REQUIRED ACTION: Word for word, print the entries that follow.

DATA FOR ANALYSIS:
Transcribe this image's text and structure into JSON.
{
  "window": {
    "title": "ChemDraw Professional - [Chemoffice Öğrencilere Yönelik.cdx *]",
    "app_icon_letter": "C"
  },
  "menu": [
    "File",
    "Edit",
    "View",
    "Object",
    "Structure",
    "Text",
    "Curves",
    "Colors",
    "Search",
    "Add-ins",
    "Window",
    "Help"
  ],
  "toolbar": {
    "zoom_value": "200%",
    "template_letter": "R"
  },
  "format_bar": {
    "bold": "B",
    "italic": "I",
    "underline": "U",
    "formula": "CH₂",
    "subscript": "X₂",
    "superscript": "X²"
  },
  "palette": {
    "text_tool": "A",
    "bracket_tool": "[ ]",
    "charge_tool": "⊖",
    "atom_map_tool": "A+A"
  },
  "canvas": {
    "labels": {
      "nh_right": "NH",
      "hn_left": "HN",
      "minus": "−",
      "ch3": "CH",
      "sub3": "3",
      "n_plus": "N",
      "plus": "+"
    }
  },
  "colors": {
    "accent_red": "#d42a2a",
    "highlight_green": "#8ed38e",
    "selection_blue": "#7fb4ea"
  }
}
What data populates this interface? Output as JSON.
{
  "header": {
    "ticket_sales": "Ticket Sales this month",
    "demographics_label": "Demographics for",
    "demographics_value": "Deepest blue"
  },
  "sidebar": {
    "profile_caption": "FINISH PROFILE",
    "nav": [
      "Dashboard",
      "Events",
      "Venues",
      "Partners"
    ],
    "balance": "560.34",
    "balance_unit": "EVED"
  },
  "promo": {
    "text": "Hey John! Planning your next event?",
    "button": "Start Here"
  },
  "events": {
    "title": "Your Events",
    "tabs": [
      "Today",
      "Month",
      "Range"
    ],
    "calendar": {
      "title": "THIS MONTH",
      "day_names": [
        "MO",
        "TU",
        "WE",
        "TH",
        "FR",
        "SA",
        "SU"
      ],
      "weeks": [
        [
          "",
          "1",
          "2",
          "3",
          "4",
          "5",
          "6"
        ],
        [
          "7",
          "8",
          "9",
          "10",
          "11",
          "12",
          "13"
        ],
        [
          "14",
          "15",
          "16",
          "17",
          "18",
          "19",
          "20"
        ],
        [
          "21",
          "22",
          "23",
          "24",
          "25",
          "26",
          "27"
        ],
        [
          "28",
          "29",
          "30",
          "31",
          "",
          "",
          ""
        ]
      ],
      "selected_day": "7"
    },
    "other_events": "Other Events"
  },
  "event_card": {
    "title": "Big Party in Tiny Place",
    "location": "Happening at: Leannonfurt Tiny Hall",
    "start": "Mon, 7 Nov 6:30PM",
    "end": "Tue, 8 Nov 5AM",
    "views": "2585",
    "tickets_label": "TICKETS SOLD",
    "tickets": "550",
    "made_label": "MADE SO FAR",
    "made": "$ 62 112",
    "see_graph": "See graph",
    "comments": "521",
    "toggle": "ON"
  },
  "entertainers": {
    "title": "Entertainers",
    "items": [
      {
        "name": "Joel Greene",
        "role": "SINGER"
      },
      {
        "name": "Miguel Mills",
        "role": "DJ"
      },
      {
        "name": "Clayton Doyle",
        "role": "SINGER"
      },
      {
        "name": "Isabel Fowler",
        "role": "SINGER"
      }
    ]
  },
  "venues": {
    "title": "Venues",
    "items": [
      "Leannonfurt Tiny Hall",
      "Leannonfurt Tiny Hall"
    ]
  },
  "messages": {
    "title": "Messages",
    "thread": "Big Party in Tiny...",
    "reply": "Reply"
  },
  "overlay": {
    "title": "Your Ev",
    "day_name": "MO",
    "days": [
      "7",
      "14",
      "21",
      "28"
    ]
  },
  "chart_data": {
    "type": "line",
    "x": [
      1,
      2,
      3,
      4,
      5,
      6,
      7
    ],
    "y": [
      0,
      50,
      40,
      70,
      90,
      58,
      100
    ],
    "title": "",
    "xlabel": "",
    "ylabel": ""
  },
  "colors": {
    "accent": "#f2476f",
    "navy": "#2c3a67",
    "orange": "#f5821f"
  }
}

RESULT OF THIS TASK:
Transcribe this image's text and structure into JSON.
{
  "window": {
    "title": "ChemDraw Professional - [Chemoffice Öğrencilere Yönelik.cdx *]",
    "app_icon_letter": "C"
  },
  "menu": [
    "File",
    "Edit",
    "View",
    "Object",
    "Structure",
    "Text",
    "Curves",
    "Colors",
    "Search",
    "Add-ins",
    "Window",
    "Help"
  ],
  "toolbar": {
    "zoom_value": "200%",
    "template_letter": "R"
  },
  "format_bar": {
    "bold": "B",
    "italic": "I",
    "underline": "U",
    "formula": "CH₂",
    "subscript": "X₂",
    "superscript": "X²"
  },
  "palette": {
    "text_tool": "A",
    "bracket_tool": "[ ]",
    "charge_tool": "⊖",
    "atom_map_tool": "A+A"
  },
  "canvas": {
    "labels": {
      "nh_right": "NH",
      "hn_left": "HN",
      "minus": "−",
      "ch3": "CH",
      "sub3": "3",
      "n_plus": "N",
      "plus": "+"
    }
  },
  "colors": {
    "accent_red": "#d42a2a",
    "highlight_green": "#8ed38e",
    "selection_blue": "#7fb4ea"
  }
}
What data populates this interface? Output as JSON.
{
  "header": {
    "ticket_sales": "Ticket Sales this month",
    "demographics_label": "Demographics for",
    "demographics_value": "Deepest blue"
  },
  "sidebar": {
    "profile_caption": "FINISH PROFILE",
    "nav": [
      "Dashboard",
      "Events",
      "Venues",
      "Partners"
    ],
    "balance": "560.34",
    "balance_unit": "EVED"
  },
  "promo": {
    "text": "Hey John! Planning your next event?",
    "button": "Start Here"
  },
  "events": {
    "title": "Your Events",
    "tabs": [
      "Today",
      "Month",
      "Range"
    ],
    "calendar": {
      "title": "THIS MONTH",
      "day_names": [
        "MO",
        "TU",
        "WE",
        "TH",
        "FR",
        "SA",
        "SU"
      ],
      "weeks": [
        [
          "",
          "1",
          "2",
          "3",
          "4",
          "5",
          "6"
        ],
        [
          "7",
          "8",
          "9",
          "10",
          "11",
          "12",
          "13"
        ],
        [
          "14",
          "15",
          "16",
          "17",
          "18",
          "19",
          "20"
        ],
        [
          "21",
          "22",
          "23",
          "24",
          "25",
          "26",
          "27"
        ],
        [
          "28",
          "29",
          "30",
          "31",
          "",
          "",
          ""
        ]
      ],
      "selected_day": "7"
    },
    "other_events": "Other Events"
  },
  "event_card": {
    "title": "Big Party in Tiny Place",
    "location": "Happening at: Leannonfurt Tiny Hall",
    "start": "Mon, 7 Nov 6:30PM",
    "end": "Tue, 8 Nov 5AM",
    "views": "2585",
    "tickets_label": "TICKETS SOLD",
    "tickets": "550",
    "made_label": "MADE SO FAR",
    "made": "$ 62 112",
    "see_graph": "See graph",
    "comments": "521",
    "toggle": "ON"
  },
  "entertainers": {
    "title": "Entertainers",
    "items": [
      {
        "name": "Joel Greene",
        "role": "SINGER"
      },
      {
        "name": "Miguel Mills",
        "role": "DJ"
      },
      {
        "name": "Clayton Doyle",
        "role": "SINGER"
      },
      {
        "name": "Isabel Fowler",
        "role": "SINGER"
      }
    ]
  },
  "venues": {
    "title": "Venues",
    "items": [
      "Leannonfurt Tiny Hall",
      "Leannonfurt Tiny Hall"
    ]
  },
  "messages": {
    "title": "Messages",
    "thread": "Big Party in Tiny...",
    "reply": "Reply"
  },
  "overlay": {
    "title": "Your Ev",
    "day_name": "MO",
    "days": [
      "7",
      "14",
      "21",
      "28"
    ]
  },
  "chart_data": {
    "type": "line",
    "x": [
      1,
      2,
      3,
      4,
      5,
      6,
      7
    ],
    "y": [
      0,
      50,
      40,
      70,
      90,
      58,
      100
    ],
    "title": "",
    "xlabel": "",
    "ylabel": ""
  },
  "colors": {
    "accent": "#f2476f",
    "navy": "#2c3a67",
    "orange": "#f5821f"
  }
}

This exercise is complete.